One year, we added turnip seed to our winter rye for winter browse. A friend told us several years ago to consider adding some turnip seeds to any cool weather browse that we planted. At that time we had no pastures that we could use for growing some winter browse. Well now we do and we followed their advice in adding the turnip seeds.

Turnip produces high-quality forage  and livestock eat the stems, leaves and roots of turnip plants. Above-ground parts normally contain 20 to 25% crude protein, 65 to 80% in vitro digestible dry matter (IVDDM), about 20% neutral detergent fiber (NDF) and about 23% acid detergent fiber (ADF). The roots contain 10 to 14% crude protein and 80 to 85% IVDDM

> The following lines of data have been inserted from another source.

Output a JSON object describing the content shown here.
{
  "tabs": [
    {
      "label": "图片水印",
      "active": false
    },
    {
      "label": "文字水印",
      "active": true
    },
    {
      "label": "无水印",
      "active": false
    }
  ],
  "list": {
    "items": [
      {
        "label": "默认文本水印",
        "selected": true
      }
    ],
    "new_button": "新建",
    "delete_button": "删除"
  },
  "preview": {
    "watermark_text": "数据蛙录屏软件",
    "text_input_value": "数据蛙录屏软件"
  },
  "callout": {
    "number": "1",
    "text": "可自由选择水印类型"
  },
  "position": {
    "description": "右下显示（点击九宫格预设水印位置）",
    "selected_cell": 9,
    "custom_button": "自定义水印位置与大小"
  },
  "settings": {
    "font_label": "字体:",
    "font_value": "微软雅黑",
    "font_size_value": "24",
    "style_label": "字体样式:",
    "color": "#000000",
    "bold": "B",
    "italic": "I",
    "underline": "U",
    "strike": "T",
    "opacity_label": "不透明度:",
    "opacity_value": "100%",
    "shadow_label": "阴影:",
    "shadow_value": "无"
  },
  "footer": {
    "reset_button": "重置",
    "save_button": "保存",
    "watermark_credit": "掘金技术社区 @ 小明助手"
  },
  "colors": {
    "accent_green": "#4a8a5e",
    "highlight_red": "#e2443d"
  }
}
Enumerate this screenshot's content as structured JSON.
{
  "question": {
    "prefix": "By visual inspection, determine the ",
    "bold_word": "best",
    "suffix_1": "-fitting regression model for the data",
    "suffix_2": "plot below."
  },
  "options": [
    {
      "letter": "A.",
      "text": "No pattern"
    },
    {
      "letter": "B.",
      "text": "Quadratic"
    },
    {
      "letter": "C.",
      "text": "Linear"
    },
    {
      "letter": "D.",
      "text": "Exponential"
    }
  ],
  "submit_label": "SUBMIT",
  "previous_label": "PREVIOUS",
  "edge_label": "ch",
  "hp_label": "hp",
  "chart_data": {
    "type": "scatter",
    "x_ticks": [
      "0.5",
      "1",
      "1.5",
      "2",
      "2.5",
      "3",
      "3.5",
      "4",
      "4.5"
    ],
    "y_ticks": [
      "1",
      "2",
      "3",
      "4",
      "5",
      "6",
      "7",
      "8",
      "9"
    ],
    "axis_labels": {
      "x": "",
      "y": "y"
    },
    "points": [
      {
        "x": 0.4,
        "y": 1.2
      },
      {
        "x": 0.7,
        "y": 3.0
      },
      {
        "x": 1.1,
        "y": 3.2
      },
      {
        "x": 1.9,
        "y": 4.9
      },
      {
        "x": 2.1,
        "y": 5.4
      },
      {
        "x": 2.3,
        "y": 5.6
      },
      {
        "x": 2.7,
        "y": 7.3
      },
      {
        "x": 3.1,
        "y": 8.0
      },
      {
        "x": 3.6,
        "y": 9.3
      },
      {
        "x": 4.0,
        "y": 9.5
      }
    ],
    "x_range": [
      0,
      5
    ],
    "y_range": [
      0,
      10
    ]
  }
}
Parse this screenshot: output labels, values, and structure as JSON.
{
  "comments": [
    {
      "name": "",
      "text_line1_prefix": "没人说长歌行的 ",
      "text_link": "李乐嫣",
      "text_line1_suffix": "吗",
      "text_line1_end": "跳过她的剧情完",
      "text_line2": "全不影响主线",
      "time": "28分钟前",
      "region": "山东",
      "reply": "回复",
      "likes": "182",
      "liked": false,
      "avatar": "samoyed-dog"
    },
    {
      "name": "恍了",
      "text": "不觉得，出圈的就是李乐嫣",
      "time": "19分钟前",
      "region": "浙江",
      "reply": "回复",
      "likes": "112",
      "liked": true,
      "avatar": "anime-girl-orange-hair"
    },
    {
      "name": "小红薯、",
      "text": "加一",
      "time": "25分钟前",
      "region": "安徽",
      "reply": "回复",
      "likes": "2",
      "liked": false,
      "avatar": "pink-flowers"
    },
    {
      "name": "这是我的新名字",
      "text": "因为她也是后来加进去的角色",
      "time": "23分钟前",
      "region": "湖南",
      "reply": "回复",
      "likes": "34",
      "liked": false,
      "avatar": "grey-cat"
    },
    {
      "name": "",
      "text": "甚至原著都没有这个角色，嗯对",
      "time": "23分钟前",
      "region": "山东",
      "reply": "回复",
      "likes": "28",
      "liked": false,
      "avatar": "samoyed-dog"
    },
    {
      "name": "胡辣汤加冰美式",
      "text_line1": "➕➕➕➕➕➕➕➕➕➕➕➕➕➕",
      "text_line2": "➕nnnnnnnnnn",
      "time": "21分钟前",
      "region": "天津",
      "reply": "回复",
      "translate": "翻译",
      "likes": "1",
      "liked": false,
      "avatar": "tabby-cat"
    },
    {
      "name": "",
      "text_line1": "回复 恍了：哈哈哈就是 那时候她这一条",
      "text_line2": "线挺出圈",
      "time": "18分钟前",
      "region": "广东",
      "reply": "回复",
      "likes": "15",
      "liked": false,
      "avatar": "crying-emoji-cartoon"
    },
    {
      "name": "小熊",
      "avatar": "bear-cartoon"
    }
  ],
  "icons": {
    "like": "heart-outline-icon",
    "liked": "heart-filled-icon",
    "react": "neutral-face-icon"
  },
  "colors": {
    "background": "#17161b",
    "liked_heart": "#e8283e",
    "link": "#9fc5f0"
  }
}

We were amazed at how fast the turnips appeared. We mixed rye and turnip seed together. We used  30 lbs per acre of the rye seed and 4 lbs per acre of the turnip seed. We planted our seed around the middle of September and within  7-10 days the turnips were popping up. As a matter of fact, we probably used too much turnip seed per acre as you can see in the pictures. The goats really did not  show any interest in the turnips when it was at the young stage. However, when they matured, they really started eating them. They are moving between the rye, Coastal Bermuda and turnips.

Note from a visitor to our web site.

Hello jack, just finished reading your post on turnips. Very interesting, we have put them in deer food plots here in Ohio for several years. We use a mix of Purple Top Turnip, Forage Kale and Rape, these plants are in the brassica family. Planted in early Aug. these plants will reach about 12 to 18" by first frost. Once they have been frosted the sugar content in the foliage increases make for a super attractant for deer, not to mention the nutrient value they provide. One thing I have found is soil P.H. affects the rate at which the sugar levels increase. The closer to a neutral P.H. the faster the deer will consume the plants after they have been frosted. Lower P.H. results in the plants being consumed after they have been frosted several times. I have turned our Boers into some of these plots later in the winter month and the goats will dig the turnip's from the ground and clean up the plots very well. I plan on adding a fall pasture next year with the deer food plot mix for our Boers, a good cheap way of extending the grazing period. Thanks for the article.

Stacy Claggett

Broken Bow Boers